Although in recent years FDA approval of two KRAS G12C inhibitors (sotorasib/Lumakras and adagrasib/Krazati) made oral targeted therapies a viable treatment option for those cancers, the effectiveness of the drugs has been limited, according to Edwin Yau, MD, PhD, Assistant Professor of Oncology in the departments of Medicine and Cancer Genetics & Genomics at Roswell Park. Dr. Yau serves as the site principal investigator of “Dose Escalation and Dose Expansion Study of RMC-6291 Monotherapy in Subjects with Advanced KRASG12C Mutant Solid Tumors” (NCT05462727).
“Building on what we have learned with the first generation of these medicines, which work only on the inactive form of KRAS, we are evaluating newer medications, such as RMC-6291, that target the active form of KRAS, with the hope that there will be a much-stronger anti-tumor effect,” he explains.
The clinical trial will evaluate the safety, tolerability and pharmacokinetics of escalating doses of RMC-2691, an oral KRAS inhibitor monotherapy, with the goal of identifying the maximum tolerated dose and recommended phase 2 dose. It is open to patients with advanced NSCLC, colorectal cancer, pancreatic ductal adenocarcinoma or other solid tumors with the KRAS G12C mutation whose disease has progressed despite previous treatment with chemotherapy or immunotherapy.
Sponsored by Revolution Medicines Inc., the clinical trial will enroll a total of 117 patients at Roswell Park and other centers in the U.S. and abroad.
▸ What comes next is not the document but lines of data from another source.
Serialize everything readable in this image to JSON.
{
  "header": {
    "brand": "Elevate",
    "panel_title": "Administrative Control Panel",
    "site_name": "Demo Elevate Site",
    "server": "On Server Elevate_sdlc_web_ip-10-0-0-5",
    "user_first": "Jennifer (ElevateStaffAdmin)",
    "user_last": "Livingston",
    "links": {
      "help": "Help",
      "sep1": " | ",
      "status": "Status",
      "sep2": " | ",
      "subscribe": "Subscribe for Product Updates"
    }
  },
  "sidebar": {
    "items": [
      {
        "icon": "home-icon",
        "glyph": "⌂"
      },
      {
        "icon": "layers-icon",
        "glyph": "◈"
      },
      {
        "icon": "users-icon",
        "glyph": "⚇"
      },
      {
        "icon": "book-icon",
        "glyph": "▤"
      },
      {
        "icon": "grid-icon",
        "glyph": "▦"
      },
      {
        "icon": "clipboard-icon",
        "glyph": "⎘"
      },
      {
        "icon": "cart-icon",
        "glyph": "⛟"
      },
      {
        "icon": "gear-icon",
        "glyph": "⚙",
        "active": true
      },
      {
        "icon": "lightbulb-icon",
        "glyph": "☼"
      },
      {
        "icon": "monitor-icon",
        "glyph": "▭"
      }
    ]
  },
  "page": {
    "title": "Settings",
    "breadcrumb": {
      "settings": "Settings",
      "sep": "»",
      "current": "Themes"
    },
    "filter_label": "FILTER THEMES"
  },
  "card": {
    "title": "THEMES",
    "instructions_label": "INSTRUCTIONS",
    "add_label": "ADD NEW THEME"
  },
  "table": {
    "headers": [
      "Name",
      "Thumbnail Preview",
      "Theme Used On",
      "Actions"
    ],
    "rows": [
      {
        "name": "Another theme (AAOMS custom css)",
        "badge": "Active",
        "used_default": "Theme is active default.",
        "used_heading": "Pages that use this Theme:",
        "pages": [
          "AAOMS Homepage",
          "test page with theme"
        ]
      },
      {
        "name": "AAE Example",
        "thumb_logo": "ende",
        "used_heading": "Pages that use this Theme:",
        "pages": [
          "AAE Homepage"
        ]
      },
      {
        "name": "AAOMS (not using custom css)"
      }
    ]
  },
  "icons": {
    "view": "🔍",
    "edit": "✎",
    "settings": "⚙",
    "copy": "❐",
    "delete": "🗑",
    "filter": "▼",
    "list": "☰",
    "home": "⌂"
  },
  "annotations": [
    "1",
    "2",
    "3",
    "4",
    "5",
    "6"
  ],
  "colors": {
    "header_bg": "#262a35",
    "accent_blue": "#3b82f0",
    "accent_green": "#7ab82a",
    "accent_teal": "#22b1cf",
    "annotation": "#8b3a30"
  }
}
“At Roswell Park, we are dedicated to remaining at the forefront of targeting KRAS-mutant cancers and in making these novel therapies available to our patients,” says Dr. Yau.